Pay attention to your online pedigree

Unlimited magazine is recruiting for a new staff member at the moment, and going through the CVs has been a fascinating exercise.

If I was a young reporter looking for a job today I probably wouldn't hire me. I don't have a blog, and wouldn't have the first clue how to design a website. My social media presence is rudimentary and retiring. Even my formal qualifications aren't much to write home about - the standard irrelevant undergraduate degree, and a polytech certificate in journalism.

In 2014 job applicants use digital technologies like basic tools of the trade. They understand how to self-promote and have no compunction in exercising their online vocal chords. It's all terribly Gen Y.

For them this is a necessary state. The labour force has changed shape, and while latest employment figures show the job market is slowly recovering it will never look the same as it did before the global financial crisis stood on it.

Unemployment is finally falling and at 6 per cent is now back at 2009 levels. But the growth in the labour market is modest. The rise in employment is only just keeping ahead of population increases and near-record labour force participation rates. In other words, there might be more jobs but there are also more people seeking them.

And expanding demand for labour hasn't translated into fatter pay packets to date. Salary and ordinary time wage rages rose 1.6 per cent in the past year, about the rate of inflation.

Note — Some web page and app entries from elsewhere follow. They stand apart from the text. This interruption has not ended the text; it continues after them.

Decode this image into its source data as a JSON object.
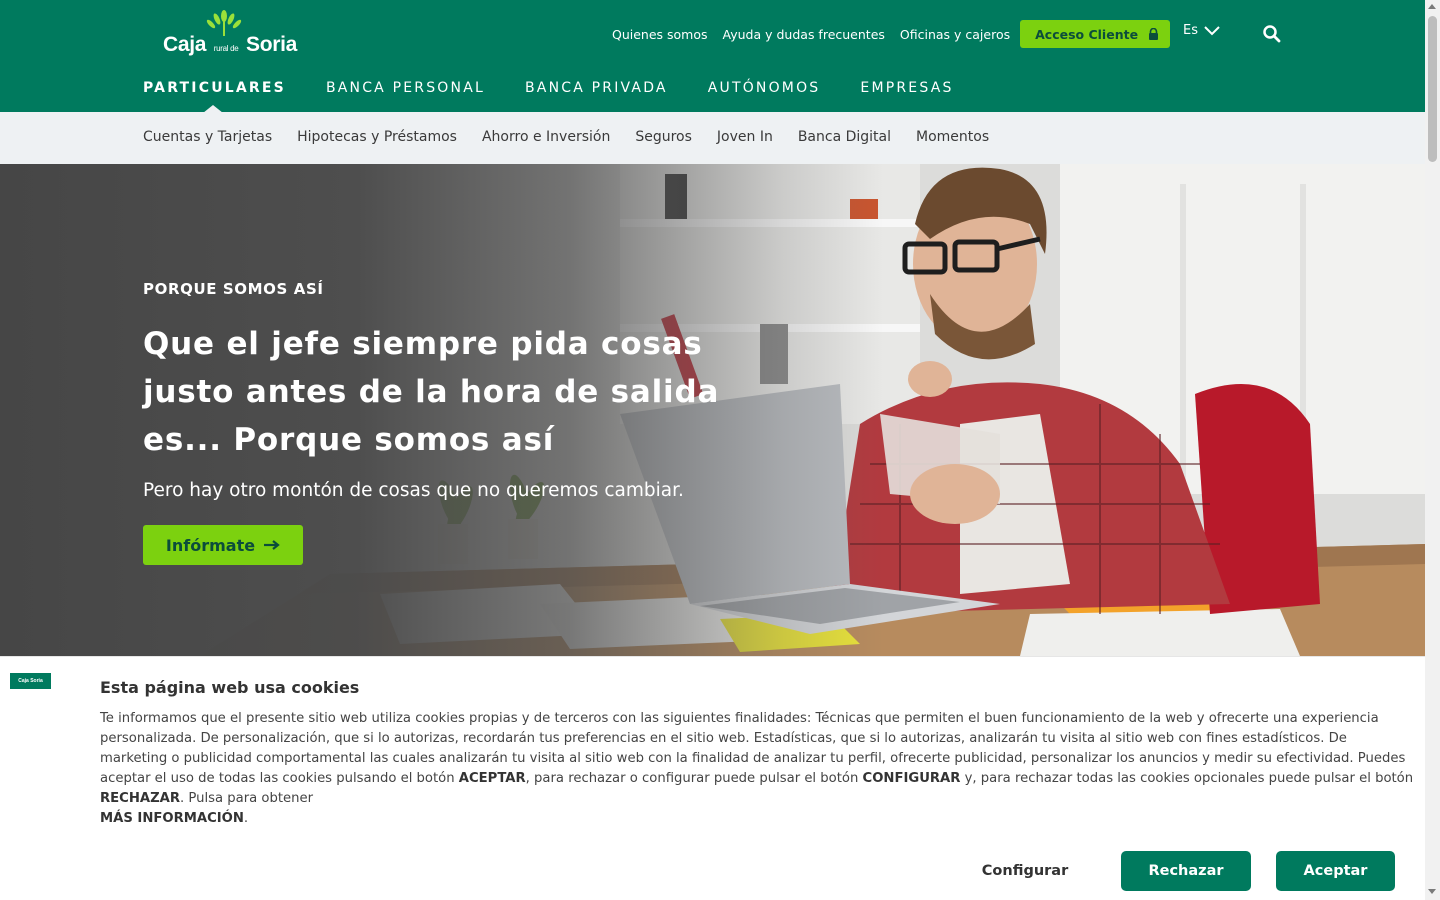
{
  "brand": {
    "logo_text_left": "Caja",
    "logo_text_mid": "rural de",
    "logo_text_right": "Soria",
    "primary_color": "#007a5e",
    "accent_color": "#7cd10f"
  },
  "utility_nav": {
    "links": [
      "Quienes somos",
      "Ayuda y dudas frecuentes",
      "Oficinas y cajeros"
    ],
    "login_label": "Acceso Cliente",
    "login_icon": "lock-icon",
    "language": "Es",
    "search_icon": "search-icon"
  },
  "main_nav": {
    "items": [
      "PARTICULARES",
      "BANCA PERSONAL",
      "BANCA PRIVADA",
      "AUTÓNOMOS",
      "EMPRESAS"
    ],
    "active": "PARTICULARES"
  },
  "sub_nav": {
    "items": [
      "Cuentas y Tarjetas",
      "Hipotecas y Préstamos",
      "Ahorro e Inversión",
      "Seguros",
      "Joven In",
      "Banca Digital",
      "Momentos"
    ]
  },
  "hero": {
    "eyebrow": "PORQUE SOMOS ASÍ",
    "headline": "Que el jefe siempre pida cosas justo antes de la hora de salida es... Porque somos así",
    "lead": "Pero hay otro montón de cosas que no queremos cambiar.",
    "cta_label": "Infórmate",
    "cta_icon": "arrow-right-icon"
  },
  "cookie_banner": {
    "logo_text": "Caja Soria",
    "title": "Esta página web usa cookies",
    "text_1": "Te informamos que el presente sitio web utiliza cookies propias y de terceros con las siguientes finalidades: Técnicas que permiten el buen funcionamiento de la web y ofrecerte una experiencia personalizada. De personalización, que si lo autorizas, recordarán tus preferencias en el sitio web. Estadísticas, que si lo autorizas, analizarán tu visita al sitio web con fines estadísticos. De marketing o publicidad comportamental las cuales analizarán tu visita al sitio web con la finalidad de analizar tu perfil, ofrecerte publicidad, personalizar los anuncios y medir su efectividad. Puedes aceptar el uso de todas las cookies pulsando el botón ",
    "accept_word": "ACEPTAR",
    "text_2": ", para rechazar o configurar puede pulsar el botón ",
    "config_word": "CONFIGURAR",
    "text_3": " y, para rechazar todas las cookies opcionales puede pulsar el botón ",
    "reject_word": "RECHAZAR",
    "text_4": ". Pulsa para obtener ",
    "more_info": "MÁS INFORMACIÓN",
    "text_5": ".",
    "configure_label": "Configurar",
    "reject_label": "Rechazar",
    "accept_label": "Aceptar"
  }
}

There are many explanations as to why the new dawn is shining precious little light on the working man and woman so far. The obvious one is that our newfound economic health is largely based on construction - particularly the Christchurch rebuild - and robust commodity prices. The construction and associated industries may be benefitting but no-one much else is, and farmers don't generally rush out and hire a whole lot more people just because milk prices have had a lift.

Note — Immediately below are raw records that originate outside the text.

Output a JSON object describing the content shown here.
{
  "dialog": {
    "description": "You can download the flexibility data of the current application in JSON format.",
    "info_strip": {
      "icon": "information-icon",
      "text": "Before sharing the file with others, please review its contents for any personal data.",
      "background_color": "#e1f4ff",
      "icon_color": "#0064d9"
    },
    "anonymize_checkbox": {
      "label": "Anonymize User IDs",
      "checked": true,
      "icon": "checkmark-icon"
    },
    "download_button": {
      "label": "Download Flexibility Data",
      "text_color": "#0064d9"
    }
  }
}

It's also likely that firms are absorbing increases in demand without putting on extra staff. They will be giving existing employees overtime, or getting part-timers to do more hours. Firms got lean and mean during the downturn, and many will invest in a new piece of plant sooner than hire more people to cope with a boost in business.

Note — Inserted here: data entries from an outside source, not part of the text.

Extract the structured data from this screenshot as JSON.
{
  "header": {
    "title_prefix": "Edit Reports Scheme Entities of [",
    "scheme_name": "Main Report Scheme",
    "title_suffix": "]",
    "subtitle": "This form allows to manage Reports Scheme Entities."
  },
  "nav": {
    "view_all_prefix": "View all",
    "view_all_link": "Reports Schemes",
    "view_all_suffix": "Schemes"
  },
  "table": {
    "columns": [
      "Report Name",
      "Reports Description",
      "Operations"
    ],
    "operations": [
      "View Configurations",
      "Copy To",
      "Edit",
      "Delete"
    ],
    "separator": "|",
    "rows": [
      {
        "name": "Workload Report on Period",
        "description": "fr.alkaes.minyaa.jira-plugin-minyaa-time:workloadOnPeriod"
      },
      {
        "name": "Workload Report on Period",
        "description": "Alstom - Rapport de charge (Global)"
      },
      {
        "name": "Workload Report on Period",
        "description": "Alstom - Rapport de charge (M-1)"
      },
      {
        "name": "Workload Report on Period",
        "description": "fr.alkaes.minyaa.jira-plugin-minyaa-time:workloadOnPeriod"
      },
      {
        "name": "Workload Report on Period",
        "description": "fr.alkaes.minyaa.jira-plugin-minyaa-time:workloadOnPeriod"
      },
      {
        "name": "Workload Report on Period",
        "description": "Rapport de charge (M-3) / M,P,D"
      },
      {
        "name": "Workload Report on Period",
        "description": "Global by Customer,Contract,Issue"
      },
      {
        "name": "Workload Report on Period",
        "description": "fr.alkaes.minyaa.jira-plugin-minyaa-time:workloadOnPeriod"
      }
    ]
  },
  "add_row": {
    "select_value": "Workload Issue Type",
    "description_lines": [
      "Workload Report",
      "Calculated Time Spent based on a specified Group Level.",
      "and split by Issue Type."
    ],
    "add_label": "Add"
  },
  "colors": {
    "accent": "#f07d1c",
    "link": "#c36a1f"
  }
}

Another explanation is that increasingly there are ways around hiring people - such as using contractors, and outsourcing work offshore.

One SME sector leader told me there was huge interest from business owners in the recent story about a humanoid robot called Baxter hitting the New Zealand market. Employing people is a pain, and if firms can get away with not having staff they will, he says.

This is the new order Gen Y job market entrants are stepping into.

"Futurists", as the Americans like to call them (commentators to you and me), predict that crowd sourcing business models and virtual marketplaces will increasingly define the job market. Sometimes called the "gig economy", freelancers of every description ply their trade through websites such as Gigwalk and TaskRabbit which match their labour with employers wanting a job done. Forbes identifies this new generation of employees as "tasksumers", workers who will take on small tasks for a fee.

It strikes me that to survive in a world like this you've got to have your digital wits about you. Thus we doubly disadvantage our lower socio-economic youth if we don't supply them with the requisite skills and education.

The scariest thing about unemployment is that it will fall only so far, and then we're likely to be left with an underclass who are unable to adapt to this kind of new-look labour market.

It's a lesson for Generation X magazine editors to pull their technical socks up and at least pay attention to their online pedigree.

*Maria Slade is editor of Unlimited magazine.

Fairfax Media